An analysis of 13 studies on the effects of reducing salt has found that a difference of five grams per day is associated with a 23 per cent difference in the rate of stroke and a 17 per cent difference in the rate of total cardiovascular disease, reports FoodBusinessNews.net.
The results of the analysis were published in the British Medical Journal last month.
FoodBusinessNews.net reports that higher salt intake is associated with a higher incidence of strokes and total cardiovascular events.
A reduction in salt intake of five grams per day at the population level each year could avert about 1.25 million deaths from stroke and almost three million deaths from cardiovascular disease.
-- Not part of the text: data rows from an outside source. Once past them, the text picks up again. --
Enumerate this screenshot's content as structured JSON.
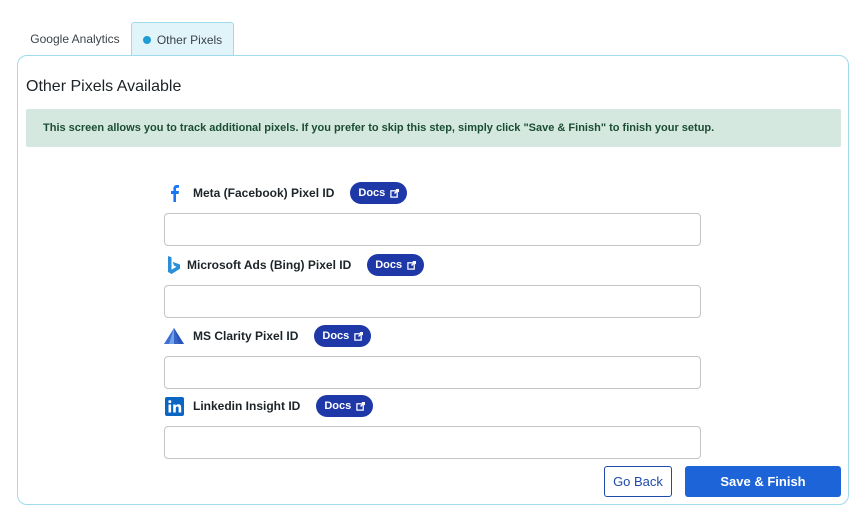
{
  "tabs": [
    {
      "label": "Google Analytics",
      "active": false
    },
    {
      "label": "Other Pixels",
      "active": true
    }
  ],
  "panel": {
    "title": "Other Pixels Available",
    "notice": "This screen allows you to track additional pixels. If you prefer to skip this step, simply click \"Save & Finish\" to finish your setup."
  },
  "fields": [
    {
      "label": "Meta (Facebook) Pixel ID",
      "icon": "facebook-icon",
      "docs_label": "Docs",
      "value": "",
      "placeholder": ""
    },
    {
      "label": "Microsoft Ads (Bing) Pixel ID",
      "icon": "bing-icon",
      "docs_label": "Docs",
      "value": "",
      "placeholder": ""
    },
    {
      "label": "MS Clarity Pixel ID",
      "icon": "clarity-icon",
      "docs_label": "Docs",
      "value": "",
      "placeholder": ""
    },
    {
      "label": "Linkedin Insight ID",
      "icon": "linkedin-icon",
      "docs_label": "Docs",
      "value": "",
      "placeholder": ""
    }
  ],
  "actions": {
    "back_label": "Go Back",
    "save_label": "Save & Finish"
  },
  "colors": {
    "accent": "#1d64d8",
    "docs_badge": "#1f38a8",
    "notice_bg": "#d5e8df",
    "tab_active_bg": "#e1f4f9"
  }
}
Salt reduction trend
Mintel, a U.S.-based market research firm, says sodium reduction will be one of the leading trends for consumer packaged goods manufacturers in 2010.
Mintel reports that 51 per cent of U.S. consumers say they always or usually watch their sodium levels.
The research firm also reports that food production introductions containing a low, no or reduced sodium claim have increased by nearly 115 per cent from 2005 to 2008.
Less sodium, better bone health
In other news, FoodNavigator.com reports on a study out of Australia that has found that switching to low-salt products may also benefit bone health by reducing calcium loss.
Middle-aged women with pre- or stage 1 hypertension assigned to consume a low-sodium diet experienced reductions in calcium excretion compared to people consuming a high-carbohydrate low-fat diet, according to findings published in the British Journal of Nutrition, reports FoodNavigator.com.